(1) GM CEO and Chairman Rick Wagoner is being forced to resign by the Obama administration, because of dissatisfaction with (a) his leadership of the company and/or (b) his level of cooperation with the federal government in coming up with a restructuring plan.
(2) The administration has given Chrysler a deadline, 30 days from now, prior to which it must reach a merger deal with Fiat (Fiat will obtain a 35% stake) in order to receive an additional $6 billion in loans.
From 2005 until the end of last year, GM lost $73 billion.
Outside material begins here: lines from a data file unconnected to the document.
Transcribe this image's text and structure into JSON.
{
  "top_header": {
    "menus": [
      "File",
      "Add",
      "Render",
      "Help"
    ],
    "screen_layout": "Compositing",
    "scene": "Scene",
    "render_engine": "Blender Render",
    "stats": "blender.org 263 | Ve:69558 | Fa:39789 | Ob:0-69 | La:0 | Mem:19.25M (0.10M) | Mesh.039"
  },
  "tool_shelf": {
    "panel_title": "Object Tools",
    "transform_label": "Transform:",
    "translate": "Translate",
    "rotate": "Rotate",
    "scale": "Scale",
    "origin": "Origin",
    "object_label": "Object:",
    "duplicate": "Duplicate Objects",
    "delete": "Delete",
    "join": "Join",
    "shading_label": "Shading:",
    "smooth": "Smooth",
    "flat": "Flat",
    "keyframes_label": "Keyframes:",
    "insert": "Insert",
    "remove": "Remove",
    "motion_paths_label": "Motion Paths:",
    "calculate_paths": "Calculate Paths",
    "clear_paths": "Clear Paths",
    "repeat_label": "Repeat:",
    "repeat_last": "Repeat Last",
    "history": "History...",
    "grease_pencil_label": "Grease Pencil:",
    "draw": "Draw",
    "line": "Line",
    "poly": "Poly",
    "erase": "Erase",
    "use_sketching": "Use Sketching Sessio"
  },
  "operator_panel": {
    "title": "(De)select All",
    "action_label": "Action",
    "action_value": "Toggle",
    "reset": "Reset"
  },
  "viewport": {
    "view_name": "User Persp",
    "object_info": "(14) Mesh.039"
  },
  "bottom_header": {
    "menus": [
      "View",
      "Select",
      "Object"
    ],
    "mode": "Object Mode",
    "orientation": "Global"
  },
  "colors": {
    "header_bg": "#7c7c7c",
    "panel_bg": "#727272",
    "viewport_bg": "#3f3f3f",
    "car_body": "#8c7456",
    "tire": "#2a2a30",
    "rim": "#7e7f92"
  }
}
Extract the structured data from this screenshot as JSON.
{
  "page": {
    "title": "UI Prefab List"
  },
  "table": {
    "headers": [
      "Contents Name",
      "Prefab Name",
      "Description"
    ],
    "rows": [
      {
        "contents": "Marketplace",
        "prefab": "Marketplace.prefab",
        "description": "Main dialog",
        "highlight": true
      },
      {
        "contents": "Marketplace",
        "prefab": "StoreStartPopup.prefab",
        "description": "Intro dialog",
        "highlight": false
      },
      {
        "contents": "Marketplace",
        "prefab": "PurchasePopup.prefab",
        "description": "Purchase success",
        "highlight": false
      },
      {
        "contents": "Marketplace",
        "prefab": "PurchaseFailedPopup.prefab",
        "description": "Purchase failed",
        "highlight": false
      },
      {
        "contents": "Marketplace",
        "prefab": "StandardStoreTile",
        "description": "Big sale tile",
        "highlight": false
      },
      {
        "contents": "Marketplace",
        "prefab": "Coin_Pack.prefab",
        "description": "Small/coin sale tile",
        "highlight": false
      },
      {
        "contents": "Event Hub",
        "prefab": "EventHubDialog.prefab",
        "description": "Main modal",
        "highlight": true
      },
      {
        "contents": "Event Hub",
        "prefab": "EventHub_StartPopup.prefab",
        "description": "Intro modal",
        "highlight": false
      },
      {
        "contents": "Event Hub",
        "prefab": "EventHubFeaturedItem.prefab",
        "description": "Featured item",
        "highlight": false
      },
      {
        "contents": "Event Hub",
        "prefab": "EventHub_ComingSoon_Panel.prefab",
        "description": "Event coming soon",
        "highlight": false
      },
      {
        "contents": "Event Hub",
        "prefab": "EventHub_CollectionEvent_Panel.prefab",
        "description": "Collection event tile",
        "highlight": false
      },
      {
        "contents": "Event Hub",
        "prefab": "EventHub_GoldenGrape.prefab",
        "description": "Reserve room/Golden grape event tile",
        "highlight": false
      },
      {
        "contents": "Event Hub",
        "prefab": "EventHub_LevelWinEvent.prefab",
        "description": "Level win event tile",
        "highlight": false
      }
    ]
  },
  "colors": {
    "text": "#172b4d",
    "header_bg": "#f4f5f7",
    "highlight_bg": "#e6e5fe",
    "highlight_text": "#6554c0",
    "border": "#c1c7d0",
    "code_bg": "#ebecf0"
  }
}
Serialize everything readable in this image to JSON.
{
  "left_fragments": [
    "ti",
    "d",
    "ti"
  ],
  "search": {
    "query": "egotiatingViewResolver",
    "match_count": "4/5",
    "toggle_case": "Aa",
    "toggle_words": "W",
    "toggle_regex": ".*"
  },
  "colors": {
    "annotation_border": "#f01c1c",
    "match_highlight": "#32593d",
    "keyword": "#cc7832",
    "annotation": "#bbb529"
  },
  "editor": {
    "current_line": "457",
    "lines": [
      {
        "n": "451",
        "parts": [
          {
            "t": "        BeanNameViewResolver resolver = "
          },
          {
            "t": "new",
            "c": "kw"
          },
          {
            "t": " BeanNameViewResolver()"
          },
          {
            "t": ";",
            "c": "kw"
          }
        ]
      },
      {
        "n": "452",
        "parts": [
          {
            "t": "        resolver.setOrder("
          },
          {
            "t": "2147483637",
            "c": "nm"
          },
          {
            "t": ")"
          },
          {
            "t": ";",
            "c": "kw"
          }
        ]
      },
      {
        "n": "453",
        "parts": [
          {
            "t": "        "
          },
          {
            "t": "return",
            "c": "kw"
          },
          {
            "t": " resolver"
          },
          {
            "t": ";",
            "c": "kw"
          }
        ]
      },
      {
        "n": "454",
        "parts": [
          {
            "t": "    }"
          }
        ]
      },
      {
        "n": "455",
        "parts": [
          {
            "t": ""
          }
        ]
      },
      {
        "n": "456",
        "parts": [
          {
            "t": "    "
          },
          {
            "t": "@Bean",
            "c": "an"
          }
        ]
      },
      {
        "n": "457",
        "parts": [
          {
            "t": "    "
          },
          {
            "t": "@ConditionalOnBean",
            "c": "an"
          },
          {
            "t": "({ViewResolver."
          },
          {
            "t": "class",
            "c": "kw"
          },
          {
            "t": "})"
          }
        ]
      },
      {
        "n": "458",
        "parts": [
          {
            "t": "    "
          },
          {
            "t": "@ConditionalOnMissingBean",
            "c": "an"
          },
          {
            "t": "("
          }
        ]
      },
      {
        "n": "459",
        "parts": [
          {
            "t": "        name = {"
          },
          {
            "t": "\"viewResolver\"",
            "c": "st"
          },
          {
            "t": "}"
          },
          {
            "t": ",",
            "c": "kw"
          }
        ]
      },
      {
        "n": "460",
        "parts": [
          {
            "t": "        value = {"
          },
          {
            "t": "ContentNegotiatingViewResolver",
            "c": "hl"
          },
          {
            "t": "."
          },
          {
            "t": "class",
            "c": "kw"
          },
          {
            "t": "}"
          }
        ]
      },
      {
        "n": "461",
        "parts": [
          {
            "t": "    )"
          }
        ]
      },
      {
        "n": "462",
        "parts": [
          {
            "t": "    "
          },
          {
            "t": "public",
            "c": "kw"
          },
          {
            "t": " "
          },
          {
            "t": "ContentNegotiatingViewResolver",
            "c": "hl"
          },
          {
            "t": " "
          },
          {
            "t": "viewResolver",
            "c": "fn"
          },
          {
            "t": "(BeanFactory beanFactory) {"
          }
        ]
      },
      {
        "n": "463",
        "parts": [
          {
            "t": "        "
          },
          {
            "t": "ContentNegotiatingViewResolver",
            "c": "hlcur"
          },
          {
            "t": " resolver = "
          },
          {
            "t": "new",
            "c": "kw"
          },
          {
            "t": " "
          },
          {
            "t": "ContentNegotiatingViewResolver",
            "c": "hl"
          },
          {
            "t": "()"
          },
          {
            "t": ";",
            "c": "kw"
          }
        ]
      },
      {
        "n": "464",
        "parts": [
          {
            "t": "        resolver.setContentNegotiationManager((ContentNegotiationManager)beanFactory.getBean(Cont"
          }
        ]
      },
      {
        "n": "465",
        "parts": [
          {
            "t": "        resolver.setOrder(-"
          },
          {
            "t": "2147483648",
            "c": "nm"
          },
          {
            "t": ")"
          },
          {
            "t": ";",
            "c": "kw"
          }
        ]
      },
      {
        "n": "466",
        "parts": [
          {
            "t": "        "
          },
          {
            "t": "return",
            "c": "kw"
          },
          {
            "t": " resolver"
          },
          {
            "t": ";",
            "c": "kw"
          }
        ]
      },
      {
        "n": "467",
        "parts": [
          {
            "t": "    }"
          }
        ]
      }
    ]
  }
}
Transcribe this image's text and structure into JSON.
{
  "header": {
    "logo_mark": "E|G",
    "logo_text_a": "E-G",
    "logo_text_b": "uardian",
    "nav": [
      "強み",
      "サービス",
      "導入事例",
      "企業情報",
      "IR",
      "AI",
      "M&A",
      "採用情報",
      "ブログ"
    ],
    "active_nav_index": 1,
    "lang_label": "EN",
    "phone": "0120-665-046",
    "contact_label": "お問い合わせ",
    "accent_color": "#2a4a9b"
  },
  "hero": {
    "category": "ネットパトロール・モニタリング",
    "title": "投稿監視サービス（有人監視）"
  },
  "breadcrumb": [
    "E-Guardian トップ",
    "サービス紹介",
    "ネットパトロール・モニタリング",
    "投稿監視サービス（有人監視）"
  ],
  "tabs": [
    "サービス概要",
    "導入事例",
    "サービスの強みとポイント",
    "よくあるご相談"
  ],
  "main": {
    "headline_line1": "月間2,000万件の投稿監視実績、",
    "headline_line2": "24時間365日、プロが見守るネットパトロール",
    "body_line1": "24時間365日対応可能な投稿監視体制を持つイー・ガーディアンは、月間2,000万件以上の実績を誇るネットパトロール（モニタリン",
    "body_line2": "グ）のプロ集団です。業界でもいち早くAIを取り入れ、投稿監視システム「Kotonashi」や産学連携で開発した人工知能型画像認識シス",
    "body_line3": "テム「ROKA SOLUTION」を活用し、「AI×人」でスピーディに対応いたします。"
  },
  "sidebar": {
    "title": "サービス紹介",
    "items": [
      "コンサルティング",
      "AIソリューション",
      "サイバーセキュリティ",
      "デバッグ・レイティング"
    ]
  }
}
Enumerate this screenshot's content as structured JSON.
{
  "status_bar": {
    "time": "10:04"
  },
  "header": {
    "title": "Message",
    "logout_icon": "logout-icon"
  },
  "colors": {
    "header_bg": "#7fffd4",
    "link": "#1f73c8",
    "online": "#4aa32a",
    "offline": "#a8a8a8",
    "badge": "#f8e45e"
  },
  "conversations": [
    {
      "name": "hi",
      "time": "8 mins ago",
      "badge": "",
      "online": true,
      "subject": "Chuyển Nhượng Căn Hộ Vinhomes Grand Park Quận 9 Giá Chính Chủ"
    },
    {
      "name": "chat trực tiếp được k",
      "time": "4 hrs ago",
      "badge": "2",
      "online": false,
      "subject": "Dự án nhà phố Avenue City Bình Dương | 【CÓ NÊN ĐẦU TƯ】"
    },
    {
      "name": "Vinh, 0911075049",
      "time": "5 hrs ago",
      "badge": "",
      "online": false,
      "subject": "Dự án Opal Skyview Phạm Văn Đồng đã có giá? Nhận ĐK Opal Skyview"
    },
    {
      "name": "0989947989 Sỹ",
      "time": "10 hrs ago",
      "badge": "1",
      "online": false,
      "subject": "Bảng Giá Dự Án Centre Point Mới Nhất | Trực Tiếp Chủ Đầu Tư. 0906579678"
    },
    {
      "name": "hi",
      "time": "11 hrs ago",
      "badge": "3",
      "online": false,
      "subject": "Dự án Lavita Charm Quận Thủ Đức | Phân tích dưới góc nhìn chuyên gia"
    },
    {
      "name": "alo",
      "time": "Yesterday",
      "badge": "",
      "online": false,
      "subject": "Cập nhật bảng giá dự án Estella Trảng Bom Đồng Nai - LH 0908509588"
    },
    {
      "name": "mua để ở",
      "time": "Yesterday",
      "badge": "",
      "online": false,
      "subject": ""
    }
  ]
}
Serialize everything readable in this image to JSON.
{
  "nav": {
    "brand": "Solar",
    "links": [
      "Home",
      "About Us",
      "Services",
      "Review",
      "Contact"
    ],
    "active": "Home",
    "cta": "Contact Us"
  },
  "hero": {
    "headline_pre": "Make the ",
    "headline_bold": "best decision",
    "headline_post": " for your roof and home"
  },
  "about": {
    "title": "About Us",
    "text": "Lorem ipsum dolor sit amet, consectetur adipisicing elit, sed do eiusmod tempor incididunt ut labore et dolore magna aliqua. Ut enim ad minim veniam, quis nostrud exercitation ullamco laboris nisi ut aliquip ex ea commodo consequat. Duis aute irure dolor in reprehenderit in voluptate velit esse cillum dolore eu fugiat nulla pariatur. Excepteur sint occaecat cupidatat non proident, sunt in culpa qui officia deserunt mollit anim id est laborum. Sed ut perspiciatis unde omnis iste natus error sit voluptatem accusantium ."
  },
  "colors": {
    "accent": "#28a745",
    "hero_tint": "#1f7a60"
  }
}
Wagoner's critics say that he focused too much on trucks and SUV's rather than fuel-efficient cars.
I'm trying to think through the specific people who are receiving the brunt of public/media criticism for the economic crisis and/or their inadequate responses to it:
- Dick Fuld (the head of Lehman)
- Alan Greenspan (to some extent)
- Barney Frank (among conservatives (for pushing too hard to facilitate Fannie Mae loans to poorer people))
- Robert Rubin (among certain editorialists, including Paul Krugman)
- Bernie Madoff
- Henry Paulson/Timothy Geithner
- Maurice Greenberg (founder of AIG)
- Jim Cramer and other CNBC personalities (by Jon Stewart)
- Rick Wagoner
- Ron Gettelfinger (for negotiating overly-generous deals for United Auto Workers members)